“The NDP political infrastructure is an illusion. There is no loyalty among its members, because its members ultimately meant nothing to the tight circle of leadership at the top,” said Shabrawy, a critic of the NDP’s recent hegemonic tendencies. Many of that top leadership is now in jail on charges of profiteering and ordering the murder of protesters.
When steel tycoon Ahmed Ezz entered the NDP leadership in the early 2000s, eventually becaming the secretary for organizational affairs, the collusion of money and power became a more defining feature of the party. While the party controlled LE27 million in funds, according to former members, the majority of the party’s financial muscle came from individual pockets.
As Gleed explains: “We used to pay for our campaigns, local NDP headquarters, and general administrative expenses ourselves.” Gleed, who won his first election as an independent says that he became an NDP member after realizing that independents had no voice in parliament.
Shabrawy believes that the organizational power of the NDP in recent times was centered around Ahmed Ezz. “With him went the NDP’s organizational capabilities,” he says. Ezz is now in jail.
NDP members and pundits alike see Ezz as the orchestrator and facilitator of many of the corrupt electoral tactics that allowed the NDP to monopolize the last few election cycles. According to Fathi Gleed, he would guarantee 80 percent of campaign funds to chosen NDP candidates, who acted as the party’s pawns.
“With Ezz [and some of the other financial backers] being tried, the bonds that kept people financially tied to the party also disappeared,” says Gleed.
The coming parliamentary elections will be a litmus test for the ability of NDP members to regroup and reform.
According to Rashwan, it will also represent the first step in the recreation of a new NDP-type entity in Egypt, exercising the same damaging policies it enacted before. “The elections will allow its candidates, divided during the elections -- and regrouped under the banner of corruption afterwards -- to influence the coming government structure and the constitutional founding committee,” Rashwan writes.
The proposition seems a disinct possibility. “Many of the corrupt members will find a way back into politics. They will pay for it themselves, and do anything to get back in. It will start with improving their public image,” says Gleed, who resigned from the party last February.
However, according to some, the former ruling party's key weakness lies in it's reliance on strong leaders: it has known only two former presidents -- Mubarak and Sadat -- as party heads. Its centralized form, which was once its main strength, according to Shabrawy, is now the main reason why it cannot regroup. “Any institution based on individuals does not survive after the individuals are gone,” he says.

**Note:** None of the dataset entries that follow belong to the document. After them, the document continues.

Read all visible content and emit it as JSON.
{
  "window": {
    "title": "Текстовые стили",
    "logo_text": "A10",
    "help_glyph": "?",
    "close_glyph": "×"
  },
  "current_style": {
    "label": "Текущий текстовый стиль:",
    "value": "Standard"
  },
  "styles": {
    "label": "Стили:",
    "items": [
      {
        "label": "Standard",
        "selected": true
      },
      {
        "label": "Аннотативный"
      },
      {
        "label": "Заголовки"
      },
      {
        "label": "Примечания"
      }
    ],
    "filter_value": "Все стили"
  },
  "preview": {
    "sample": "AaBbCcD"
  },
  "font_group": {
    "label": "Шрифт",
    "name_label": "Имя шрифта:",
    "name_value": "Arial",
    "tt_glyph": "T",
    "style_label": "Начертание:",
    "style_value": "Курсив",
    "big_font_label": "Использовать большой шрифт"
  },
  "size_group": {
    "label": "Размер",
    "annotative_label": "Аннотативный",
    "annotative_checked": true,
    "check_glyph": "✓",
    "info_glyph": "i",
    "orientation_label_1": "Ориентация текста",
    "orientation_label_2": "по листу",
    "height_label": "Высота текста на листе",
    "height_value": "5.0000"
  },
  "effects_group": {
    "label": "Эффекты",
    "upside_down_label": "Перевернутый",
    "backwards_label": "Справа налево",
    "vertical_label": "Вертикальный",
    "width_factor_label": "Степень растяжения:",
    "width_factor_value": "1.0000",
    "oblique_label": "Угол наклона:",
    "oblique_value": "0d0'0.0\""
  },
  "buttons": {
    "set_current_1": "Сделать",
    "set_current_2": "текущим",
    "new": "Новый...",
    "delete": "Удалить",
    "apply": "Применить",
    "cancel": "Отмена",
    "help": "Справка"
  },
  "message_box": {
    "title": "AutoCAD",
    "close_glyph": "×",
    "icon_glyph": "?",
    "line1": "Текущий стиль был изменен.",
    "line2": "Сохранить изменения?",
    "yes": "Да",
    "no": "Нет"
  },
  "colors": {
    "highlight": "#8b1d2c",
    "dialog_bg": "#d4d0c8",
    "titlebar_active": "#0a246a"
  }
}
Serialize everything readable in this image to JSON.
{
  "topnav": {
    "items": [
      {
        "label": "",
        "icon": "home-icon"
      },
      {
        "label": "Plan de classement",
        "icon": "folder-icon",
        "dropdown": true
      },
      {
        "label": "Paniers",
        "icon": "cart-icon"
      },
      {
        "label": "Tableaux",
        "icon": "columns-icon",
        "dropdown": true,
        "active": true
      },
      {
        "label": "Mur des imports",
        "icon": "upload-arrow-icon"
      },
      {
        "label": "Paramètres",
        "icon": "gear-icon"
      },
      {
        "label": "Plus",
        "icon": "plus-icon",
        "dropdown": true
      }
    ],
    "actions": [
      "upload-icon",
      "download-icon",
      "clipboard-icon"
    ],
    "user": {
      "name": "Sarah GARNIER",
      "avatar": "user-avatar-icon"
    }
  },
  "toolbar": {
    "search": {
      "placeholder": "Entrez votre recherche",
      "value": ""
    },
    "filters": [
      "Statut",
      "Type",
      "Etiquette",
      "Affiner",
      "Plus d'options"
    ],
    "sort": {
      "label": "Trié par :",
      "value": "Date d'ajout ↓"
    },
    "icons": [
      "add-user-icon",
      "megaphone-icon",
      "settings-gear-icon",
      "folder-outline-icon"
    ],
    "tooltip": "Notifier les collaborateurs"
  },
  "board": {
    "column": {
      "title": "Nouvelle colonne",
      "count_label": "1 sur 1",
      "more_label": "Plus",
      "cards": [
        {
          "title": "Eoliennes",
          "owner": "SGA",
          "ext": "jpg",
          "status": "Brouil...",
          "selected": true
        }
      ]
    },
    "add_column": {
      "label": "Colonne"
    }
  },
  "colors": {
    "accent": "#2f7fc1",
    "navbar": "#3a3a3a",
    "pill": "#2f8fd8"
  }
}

Gleed and many others think that if a new corrupt political party similar to the NDP forms, it will take on a completely different shape and will be based on newly formed networks. But the old party’s formal structure is clearly over.
“The NDP is completely done,” Gleed says.